Manage the behavior. Managing the behavior will not fix the problem, but will prevent the problem from getting worse. Managing the behavior requires the owner to not give the dog the opportunity to dig.
Figure out the underlying reason for the behavior. Every behavior problem has an underlying reason. The main reasons for digging are: frustration, boredom, heat and breed.
Is your dog frustrated because he can see another dog or cat but can not get to it because a fence is preventing it? Is your dog bored hanging out in the backyard all day? Is the dog hot and digging to find a cool spot? Do you have a dog that is part of a full breed terrier? Terriers have a strong need to dig.

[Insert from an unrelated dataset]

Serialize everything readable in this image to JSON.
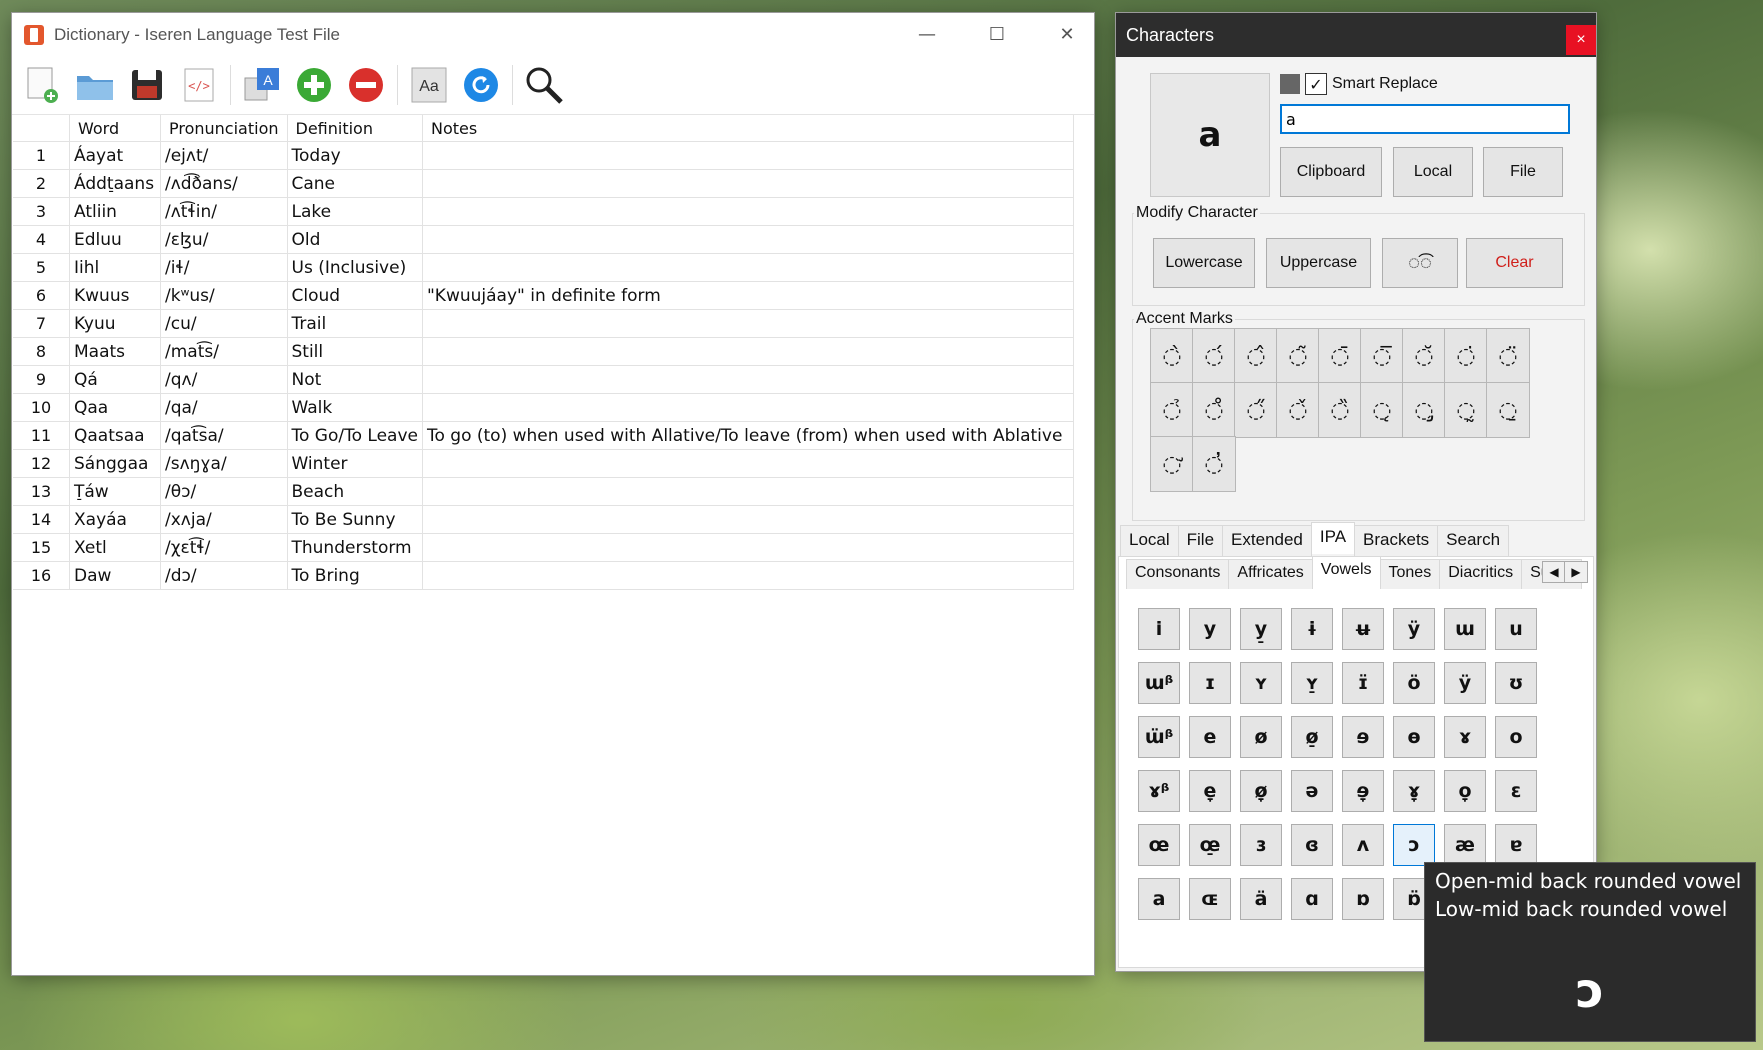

Once you figure out the undering problem you can train a new behavior or provide an outlet for your dog. If your dog is digging because of boredom you can give your dog more exercise, bring her to dog daycare or sometimes have a dog walker help out. If your dog is digging because he is hot provide a cool area for him to lie down.
If you have a terrier and feel that your dog really just loves to dig you can build a sandbox and teach her to dig in that area. A sandbox can be built with (4) 6-foot 2×4 pieces of wood and some dirt. Bring your dog to this area every time he starts to dig.
The last T in the MUTT Method is for time. Give it some time for your dog to change the behavior. If you built a sandbox for your dog it will take a little time for him to learn that it is the only space where he can dig.